§ **Work request**
Could you output each line of the data that follows exactly?

Items from a data source:
■ ■ ■
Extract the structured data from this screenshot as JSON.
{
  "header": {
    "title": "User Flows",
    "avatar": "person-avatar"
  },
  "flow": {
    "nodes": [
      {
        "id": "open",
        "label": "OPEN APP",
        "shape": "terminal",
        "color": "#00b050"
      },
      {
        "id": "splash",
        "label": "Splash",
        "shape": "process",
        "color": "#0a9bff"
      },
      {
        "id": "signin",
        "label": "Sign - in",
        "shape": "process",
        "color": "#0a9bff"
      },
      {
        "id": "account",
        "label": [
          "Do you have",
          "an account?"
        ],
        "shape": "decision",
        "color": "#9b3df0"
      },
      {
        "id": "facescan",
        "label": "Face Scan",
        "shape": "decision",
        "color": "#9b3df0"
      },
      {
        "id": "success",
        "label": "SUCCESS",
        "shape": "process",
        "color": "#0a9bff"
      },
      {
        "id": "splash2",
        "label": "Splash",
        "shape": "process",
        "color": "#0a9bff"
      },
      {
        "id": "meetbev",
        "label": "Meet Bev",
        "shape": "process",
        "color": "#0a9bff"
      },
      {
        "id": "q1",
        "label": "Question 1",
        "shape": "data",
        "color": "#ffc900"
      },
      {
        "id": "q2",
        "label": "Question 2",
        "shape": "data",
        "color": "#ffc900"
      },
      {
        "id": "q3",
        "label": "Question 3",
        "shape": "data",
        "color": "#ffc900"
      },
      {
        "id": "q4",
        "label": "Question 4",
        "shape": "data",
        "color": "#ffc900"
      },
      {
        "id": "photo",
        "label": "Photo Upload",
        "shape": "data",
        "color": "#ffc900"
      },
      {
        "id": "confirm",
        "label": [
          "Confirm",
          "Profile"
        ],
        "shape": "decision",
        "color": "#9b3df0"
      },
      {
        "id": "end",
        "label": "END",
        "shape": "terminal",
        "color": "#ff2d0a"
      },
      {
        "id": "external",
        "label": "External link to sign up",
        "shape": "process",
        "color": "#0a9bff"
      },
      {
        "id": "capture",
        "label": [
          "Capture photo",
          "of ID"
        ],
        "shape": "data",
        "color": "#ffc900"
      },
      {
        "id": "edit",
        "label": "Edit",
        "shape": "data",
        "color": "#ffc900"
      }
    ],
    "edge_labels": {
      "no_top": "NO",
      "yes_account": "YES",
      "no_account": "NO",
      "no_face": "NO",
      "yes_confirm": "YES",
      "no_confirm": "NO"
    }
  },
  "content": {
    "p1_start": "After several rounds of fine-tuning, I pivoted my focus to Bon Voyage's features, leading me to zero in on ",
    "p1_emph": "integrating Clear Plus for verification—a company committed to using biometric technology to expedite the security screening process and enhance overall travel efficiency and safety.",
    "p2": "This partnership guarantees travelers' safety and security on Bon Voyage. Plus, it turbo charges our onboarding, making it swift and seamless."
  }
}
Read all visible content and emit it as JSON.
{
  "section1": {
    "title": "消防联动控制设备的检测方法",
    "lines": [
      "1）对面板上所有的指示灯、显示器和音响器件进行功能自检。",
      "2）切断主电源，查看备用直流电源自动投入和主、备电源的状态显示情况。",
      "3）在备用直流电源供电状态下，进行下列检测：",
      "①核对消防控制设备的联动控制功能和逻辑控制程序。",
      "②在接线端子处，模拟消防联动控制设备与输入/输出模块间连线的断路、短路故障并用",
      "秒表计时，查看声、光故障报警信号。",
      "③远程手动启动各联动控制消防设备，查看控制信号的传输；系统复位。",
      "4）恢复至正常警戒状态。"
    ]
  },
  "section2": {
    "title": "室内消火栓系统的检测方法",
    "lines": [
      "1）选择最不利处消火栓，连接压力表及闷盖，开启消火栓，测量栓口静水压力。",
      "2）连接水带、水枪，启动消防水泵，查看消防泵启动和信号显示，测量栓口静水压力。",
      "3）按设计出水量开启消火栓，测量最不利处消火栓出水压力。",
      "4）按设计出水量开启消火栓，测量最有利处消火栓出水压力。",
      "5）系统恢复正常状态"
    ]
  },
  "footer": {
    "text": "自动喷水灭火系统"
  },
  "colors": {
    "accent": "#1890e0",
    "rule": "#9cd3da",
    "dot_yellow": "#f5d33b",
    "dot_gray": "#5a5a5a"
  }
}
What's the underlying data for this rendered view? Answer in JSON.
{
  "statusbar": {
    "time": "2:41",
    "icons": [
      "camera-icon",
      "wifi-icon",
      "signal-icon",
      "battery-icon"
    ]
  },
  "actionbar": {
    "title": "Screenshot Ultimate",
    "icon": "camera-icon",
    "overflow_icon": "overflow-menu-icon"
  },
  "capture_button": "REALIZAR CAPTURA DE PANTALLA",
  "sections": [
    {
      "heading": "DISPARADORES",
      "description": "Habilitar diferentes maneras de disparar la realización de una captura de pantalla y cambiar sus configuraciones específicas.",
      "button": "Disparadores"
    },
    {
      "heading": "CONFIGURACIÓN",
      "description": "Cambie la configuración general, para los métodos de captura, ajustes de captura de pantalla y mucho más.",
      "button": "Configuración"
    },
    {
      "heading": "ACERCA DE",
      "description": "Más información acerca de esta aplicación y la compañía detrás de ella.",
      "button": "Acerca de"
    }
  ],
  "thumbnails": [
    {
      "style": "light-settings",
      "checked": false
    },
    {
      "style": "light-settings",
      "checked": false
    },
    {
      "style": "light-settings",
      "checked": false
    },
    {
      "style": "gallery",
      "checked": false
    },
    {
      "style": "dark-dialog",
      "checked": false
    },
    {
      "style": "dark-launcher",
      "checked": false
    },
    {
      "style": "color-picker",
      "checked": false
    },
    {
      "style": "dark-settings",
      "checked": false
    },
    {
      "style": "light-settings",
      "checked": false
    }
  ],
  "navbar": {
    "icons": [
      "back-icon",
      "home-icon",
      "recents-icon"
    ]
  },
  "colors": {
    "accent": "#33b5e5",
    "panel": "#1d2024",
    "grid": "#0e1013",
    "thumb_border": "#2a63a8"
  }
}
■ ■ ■
§ **Written response**
Extract the structured data from this screenshot as JSON.
{
  "header": {
    "title": "User Flows",
    "avatar": "person-avatar"
  },
  "flow": {
    "nodes": [
      {
        "id": "open",
        "label": "OPEN APP",
        "shape": "terminal",
        "color": "#00b050"
      },
      {
        "id": "splash",
        "label": "Splash",
        "shape": "process",
        "color": "#0a9bff"
      },
      {
        "id": "signin",
        "label": "Sign - in",
        "shape": "process",
        "color": "#0a9bff"
      },
      {
        "id": "account",
        "label": [
          "Do you have",
          "an account?"
        ],
        "shape": "decision",
        "color": "#9b3df0"
      },
      {
        "id": "facescan",
        "label": "Face Scan",
        "shape": "decision",
        "color": "#9b3df0"
      },
      {
        "id": "success",
        "label": "SUCCESS",
        "shape": "process",
        "color": "#0a9bff"
      },
      {
        "id": "splash2",
        "label": "Splash",
        "shape": "process",
        "color": "#0a9bff"
      },
      {
        "id": "meetbev",
        "label": "Meet Bev",
        "shape": "process",
        "color": "#0a9bff"
      },
      {
        "id": "q1",
        "label": "Question 1",
        "shape": "data",
        "color": "#ffc900"
      },
      {
        "id": "q2",
        "label": "Question 2",
        "shape": "data",
        "color": "#ffc900"
      },
      {
        "id": "q3",
        "label": "Question 3",
        "shape": "data",
        "color": "#ffc900"
      },
      {
        "id": "q4",
        "label": "Question 4",
        "shape": "data",
        "color": "#ffc900"
      },
      {
        "id": "photo",
        "label": "Photo Upload",
        "shape": "data",
        "color": "#ffc900"
      },
      {
        "id": "confirm",
        "label": [
          "Confirm",
          "Profile"
        ],
        "shape": "decision",
        "color": "#9b3df0"
      },
      {
        "id": "end",
        "label": "END",
        "shape": "terminal",
        "color": "#ff2d0a"
      },
      {
        "id": "external",
        "label": "External link to sign up",
        "shape": "process",
        "color": "#0a9bff"
      },
      {
        "id": "capture",
        "label": [
          "Capture photo",
          "of ID"
        ],
        "shape": "data",
        "color": "#ffc900"
      },
      {
        "id": "edit",
        "label": "Edit",
        "shape": "data",
        "color": "#ffc900"
      }
    ],
    "edge_labels": {
      "no_top": "NO",
      "yes_account": "YES",
      "no_account": "NO",
      "no_face": "NO",
      "yes_confirm": "YES",
      "no_confirm": "NO"
    }
  },
  "content": {
    "p1_start": "After several rounds of fine-tuning, I pivoted my focus to Bon Voyage's features, leading me to zero in on ",
    "p1_emph": "integrating Clear Plus for verification—a company committed to using biometric technology to expedite the security screening process and enhance overall travel efficiency and safety.",
    "p2": "This partnership guarantees travelers' safety and security on Bon Voyage. Plus, it turbo charges our onboarding, making it swift and seamless."
  }
}
Read all visible content and emit it as JSON.
{
  "section1": {
    "title": "消防联动控制设备的检测方法",
    "lines": [
      "1）对面板上所有的指示灯、显示器和音响器件进行功能自检。",
      "2）切断主电源，查看备用直流电源自动投入和主、备电源的状态显示情况。",
      "3）在备用直流电源供电状态下，进行下列检测：",
      "①核对消防控制设备的联动控制功能和逻辑控制程序。",
      "②在接线端子处，模拟消防联动控制设备与输入/输出模块间连线的断路、短路故障并用",
      "秒表计时，查看声、光故障报警信号。",
      "③远程手动启动各联动控制消防设备，查看控制信号的传输；系统复位。",
      "4）恢复至正常警戒状态。"
    ]
  },
  "section2": {
    "title": "室内消火栓系统的检测方法",
    "lines": [
      "1）选择最不利处消火栓，连接压力表及闷盖，开启消火栓，测量栓口静水压力。",
      "2）连接水带、水枪，启动消防水泵，查看消防泵启动和信号显示，测量栓口静水压力。",
      "3）按设计出水量开启消火栓，测量最不利处消火栓出水压力。",
      "4）按设计出水量开启消火栓，测量最有利处消火栓出水压力。",
      "5）系统恢复正常状态"
    ]
  },
  "footer": {
    "text": "自动喷水灭火系统"
  },
  "colors": {
    "accent": "#1890e0",
    "rule": "#9cd3da",
    "dot_yellow": "#f5d33b",
    "dot_gray": "#5a5a5a"
  }
}
What's the underlying data for this rendered view? Answer in JSON.
{
  "statusbar": {
    "time": "2:41",
    "icons": [
      "camera-icon",
      "wifi-icon",
      "signal-icon",
      "battery-icon"
    ]
  },
  "actionbar": {
    "title": "Screenshot Ultimate",
    "icon": "camera-icon",
    "overflow_icon": "overflow-menu-icon"
  },
  "capture_button": "REALIZAR CAPTURA DE PANTALLA",
  "sections": [
    {
      "heading": "DISPARADORES",
      "description": "Habilitar diferentes maneras de disparar la realización de una captura de pantalla y cambiar sus configuraciones específicas.",
      "button": "Disparadores"
    },
    {
      "heading": "CONFIGURACIÓN",
      "description": "Cambie la configuración general, para los métodos de captura, ajustes de captura de pantalla y mucho más.",
      "button": "Configuración"
    },
    {
      "heading": "ACERCA DE",
      "description": "Más información acerca de esta aplicación y la compañía detrás de ella.",
      "button": "Acerca de"
    }
  ],
  "thumbnails": [
    {
      "style": "light-settings",
      "checked": false
    },
    {
      "style": "light-settings",
      "checked": false
    },
    {
      "style": "light-settings",
      "checked": false
    },
    {
      "style": "gallery",
      "checked": false
    },
    {
      "style": "dark-dialog",
      "checked": false
    },
    {
      "style": "dark-launcher",
      "checked": false
    },
    {
      "style": "color-picker",
      "checked": false
    },
    {
      "style": "dark-settings",
      "checked": false
    },
    {
      "style": "light-settings",
      "checked": false
    }
  ],
  "navbar": {
    "icons": [
      "back-icon",
      "home-icon",
      "recents-icon"
    ]
  },
  "colors": {
    "accent": "#33b5e5",
    "panel": "#1d2024",
    "grid": "#0e1013",
    "thumb_border": "#2a63a8"
  }
}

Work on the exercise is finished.